The time spent away from the van was a good break. It provided us the chance to reboot a little bit. Our return to Salt Lake City was a bit of a temperature shock — it was nearly 90 degrees at dinner time. The van was stuffy, and it was hot enough that the sheets and blankets were warm from retaining the heat radiating through the drawn sunshades on the windows for just over a week.
Thinking back to New York, we had a great time with the change of scenery. The Adirondacks are a pretty stark contrast to the Rockies. Returning to Salt Lake City, we made a longer-than-anticipated stop in town to see some friends before heading toward the Uintas Wilderness northeast of the city. The Uintas Wilderness is an oasis less than 2 hours from the heart of downtown SLC. The area offers a tremendous amount of camping at well-maintained campgrounds, but it also offers a nearly limitless amount of dry camping for those who want a more rustic experience. The trick here, however, is to find a location that isn’t heavily used by quads, side-by-side ATV’s, or dirt bikes.

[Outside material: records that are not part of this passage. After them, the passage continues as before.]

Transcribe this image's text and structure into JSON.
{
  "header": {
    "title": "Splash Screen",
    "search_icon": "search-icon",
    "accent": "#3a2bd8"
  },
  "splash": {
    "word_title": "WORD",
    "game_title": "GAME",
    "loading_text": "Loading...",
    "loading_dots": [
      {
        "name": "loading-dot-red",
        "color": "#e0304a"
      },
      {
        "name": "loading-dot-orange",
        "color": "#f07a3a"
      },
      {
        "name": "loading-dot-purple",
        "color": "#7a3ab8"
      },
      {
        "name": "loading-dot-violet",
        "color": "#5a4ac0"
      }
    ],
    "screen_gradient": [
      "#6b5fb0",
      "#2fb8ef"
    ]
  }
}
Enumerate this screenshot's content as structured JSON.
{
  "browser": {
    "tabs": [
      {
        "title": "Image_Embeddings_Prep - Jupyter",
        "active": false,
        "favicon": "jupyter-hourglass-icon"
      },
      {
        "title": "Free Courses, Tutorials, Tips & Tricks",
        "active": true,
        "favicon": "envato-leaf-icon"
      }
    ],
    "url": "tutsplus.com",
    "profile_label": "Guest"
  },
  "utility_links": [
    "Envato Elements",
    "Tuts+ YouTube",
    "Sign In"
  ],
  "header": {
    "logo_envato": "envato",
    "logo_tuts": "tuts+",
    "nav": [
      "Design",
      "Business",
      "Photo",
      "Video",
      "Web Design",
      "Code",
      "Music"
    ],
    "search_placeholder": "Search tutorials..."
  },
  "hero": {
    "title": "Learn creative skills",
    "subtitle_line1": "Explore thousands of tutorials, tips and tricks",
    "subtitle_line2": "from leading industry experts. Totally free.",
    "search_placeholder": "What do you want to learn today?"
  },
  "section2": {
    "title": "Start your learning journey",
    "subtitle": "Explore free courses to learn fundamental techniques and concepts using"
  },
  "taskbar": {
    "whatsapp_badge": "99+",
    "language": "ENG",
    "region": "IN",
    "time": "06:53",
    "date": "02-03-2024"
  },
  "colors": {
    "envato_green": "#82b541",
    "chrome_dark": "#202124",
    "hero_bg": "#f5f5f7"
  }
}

After searching for solitude on perhaps the busiest recreation weekend of the summer (Labor Day weekend), we found a location tucked away in the pine trees up a secluded forest service road. We were even lucky enough to have the rainy weather break that allowed us to build a campfire and do some real camp cooking over wood coals. The menu was turkey burgers with fire roasted poblano and fresno chiles, jicama and mango slaw, and grilled broccoli with red onions – if I haven’t mentioned it yet, my girlfriend and adventure partner is an executive chef, so I get to eat pretty well on the road.
After a cold night around the campfire and waking up to ice-glazed windows in the van (and needing to run the furnace for the first time in nearly 4 months), we headed into the Uintas for a hike to stretch our legs and warm up. We chose a loop that would take us past several alpine lakes as we crested a pass just under 11,000 feet of elevation. We were rewarded with amazing views of the mountains, beautiful clear lakes, and a pretty great workout over five miles of trail.
Throughout our van adventure, our mantra has been, “if it looks cool, interesting, or weird, do it”. So far it’s served us pretty well, and we’ve made a lot of stops at places that we’d likely never see otherwise, some of our favorite being ghost towns. We noticed the old town of Sage, WY on the map and made a short detour to the ruins of the old ranching community there. Not much is left except for a few very dilapidated buildings, a couple small homes, and a few barn structures, but it was a nice diversion from the highway.
We’re continuing on towards Grand Teton National Park, followed by Yellowstone National Park, with a quick layover in Jackson, WY to get some work done, empty the laundry bin, and re-stock the cooler and pantry with groceries before some more quality mountain time. More mountains, more spawn-colored brown trout, and (hopefully) fewer crowds after the holiday weekend.
So what is 10 and 2? Meet Ryan and learn about why he’s on the road with Crown & Caliber.